It is made up of eight kites connected by their edges. And with its 13 sides, this polygon vaguely resembles a hat. But you can imagine, that’s not what caught the attention of researchers about it. No, what is quite exceptional about this form is that it can cover a surface, without leaving space or showing any overlap, and above all, without ever repeating itself. The theory predicted the existence of such a form, but no mathematician had yet succeeded in materializing it.

In the 1970s, physicist Roger Penrose proposed an example of such a tiling that researchers call aperiodic. The famous Penrose tiling. But his motive was based on two different forms. This time, it is indeed an aperiodic monotile that the international team gathered behind a non-professional mathematician presents. The much sought after “einstein”. Unrelated to the famous tongue-twister physicist. But with the German meaning of “ein Stein”, ” a stone “.

Einstein hats in your bathroom?

Mathematicians have been searching for such a shape for half a century now. Some even ended up thinking that it didn’t exist. Or at least by imagining an extremely complex shape. While this ” hat “ appears disarmingly simple.

To prove the exceptional nature of this funny shape, the researchers relied on powerful computers. But also on the strength of the human spirit. The first clue found: the fact that the “hats” in question organize themselves into groups – called metatiles – and then into larger groups – supertiles – and so on. This is what mathematicians observe in all aperiodic tilings. But the ultimate proof came from extreme deformations applied to the ” hat “.

Quasicrystals continue to fascinate physicists

This work naturally excites researchers on the theoretical level. But they could also find practical applications in the field of quasi-crystals, patterns found in Terminator-type robots up to Kleenex.

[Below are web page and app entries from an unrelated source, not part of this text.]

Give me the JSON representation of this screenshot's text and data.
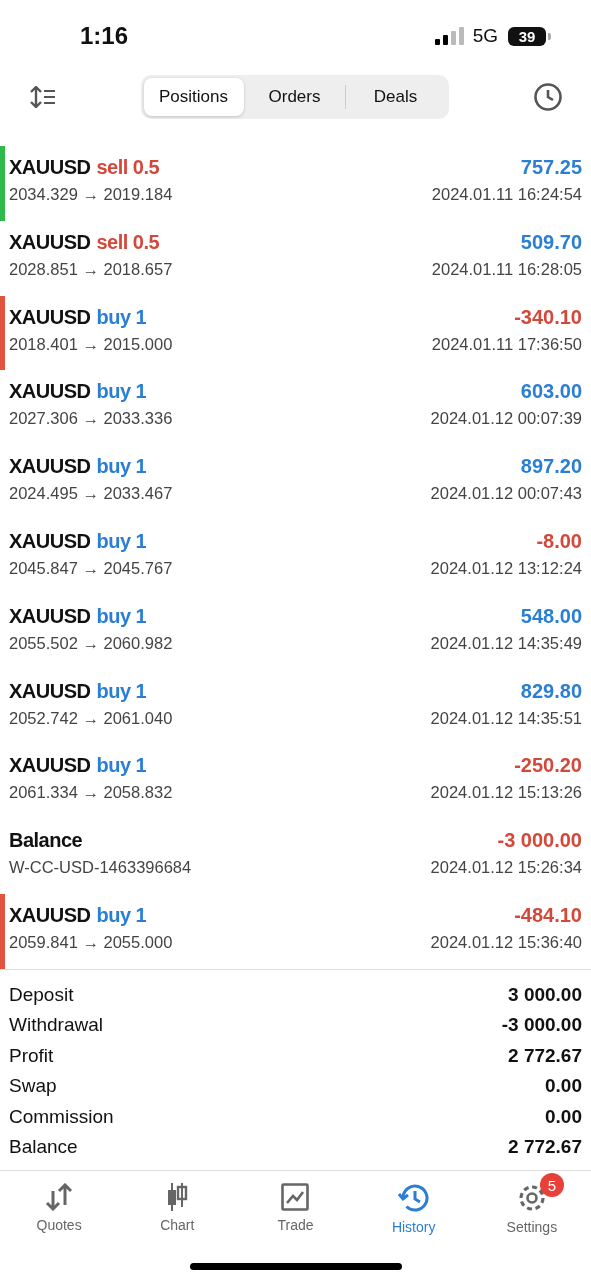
{
  "status_bar": {
    "time": "1:16",
    "network": "5G",
    "battery": "39"
  },
  "tabs": [
    {
      "label": "Positions",
      "selected": true
    },
    {
      "label": "Orders",
      "selected": false
    },
    {
      "label": "Deals",
      "selected": false
    }
  ],
  "deals": [
    {
      "kind": "trade",
      "symbol": "XAUUSD",
      "action": "sell 0.5",
      "sell": true,
      "prices": "2034.329 → 2019.184",
      "profit": "757.25",
      "loss": false,
      "time": "2024.01.11 16:24:54",
      "color": "#2fb94b"
    },
    {
      "kind": "trade",
      "symbol": "XAUUSD",
      "action": "sell 0.5",
      "sell": true,
      "prices": "2028.851 → 2018.657",
      "profit": "509.70",
      "loss": false,
      "time": "2024.01.11 16:28:05"
    },
    {
      "kind": "trade",
      "symbol": "XAUUSD",
      "action": "buy 1",
      "sell": false,
      "prices": "2018.401 → 2015.000",
      "profit": "-340.10",
      "loss": true,
      "time": "2024.01.11 17:36:50",
      "color": "#e0533f"
    },
    {
      "kind": "trade",
      "symbol": "XAUUSD",
      "action": "buy 1",
      "sell": false,
      "prices": "2027.306 → 2033.336",
      "profit": "603.00",
      "loss": false,
      "time": "2024.01.12 00:07:39"
    },
    {
      "kind": "trade",
      "symbol": "XAUUSD",
      "action": "buy 1",
      "sell": false,
      "prices": "2024.495 → 2033.467",
      "profit": "897.20",
      "loss": false,
      "time": "2024.01.12 00:07:43"
    },
    {
      "kind": "trade",
      "symbol": "XAUUSD",
      "action": "buy 1",
      "sell": false,
      "prices": "2045.847 → 2045.767",
      "profit": "-8.00",
      "loss": true,
      "time": "2024.01.12 13:12:24"
    },
    {
      "kind": "trade",
      "symbol": "XAUUSD",
      "action": "buy 1",
      "sell": false,
      "prices": "2055.502 → 2060.982",
      "profit": "548.00",
      "loss": false,
      "time": "2024.01.12 14:35:49"
    },
    {
      "kind": "trade",
      "symbol": "XAUUSD",
      "action": "buy 1",
      "sell": false,
      "prices": "2052.742 → 2061.040",
      "profit": "829.80",
      "loss": false,
      "time": "2024.01.12 14:35:51"
    },
    {
      "kind": "trade",
      "symbol": "XAUUSD",
      "action": "buy 1",
      "sell": false,
      "prices": "2061.334 → 2058.832",
      "profit": "-250.20",
      "loss": true,
      "time": "2024.01.12 15:13:26"
    },
    {
      "kind": "balance",
      "symbol": "Balance",
      "prices": "W-CC-USD-1463396684",
      "profit": "-3 000.00",
      "loss": true,
      "time": "2024.01.12 15:26:34"
    },
    {
      "kind": "trade",
      "symbol": "XAUUSD",
      "action": "buy 1",
      "sell": false,
      "prices": "2059.841 → 2055.000",
      "profit": "-484.10",
      "loss": true,
      "time": "2024.01.12 15:36:40",
      "color": "#e0533f"
    }
  ],
  "summary": [
    {
      "label": "Deposit",
      "value": "3 000.00"
    },
    {
      "label": "Withdrawal",
      "value": "-3 000.00"
    },
    {
      "label": "Profit",
      "value": "2 772.67"
    },
    {
      "label": "Swap",
      "value": "0.00"
    },
    {
      "label": "Commission",
      "value": "0.00"
    },
    {
      "label": "Balance",
      "value": "2 772.67"
    }
  ],
  "bottom_nav": [
    {
      "label": "Quotes",
      "selected": false
    },
    {
      "label": "Chart",
      "selected": false
    },
    {
      "label": "Trade",
      "selected": false
    },
    {
      "label": "History",
      "selected": true
    },
    {
      "label": "Settings",
      "selected": false,
      "badge": "5"
    }
  ]
}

And if you feel like it, it may be time to give your bathroom a crazy look and revamp its tiling…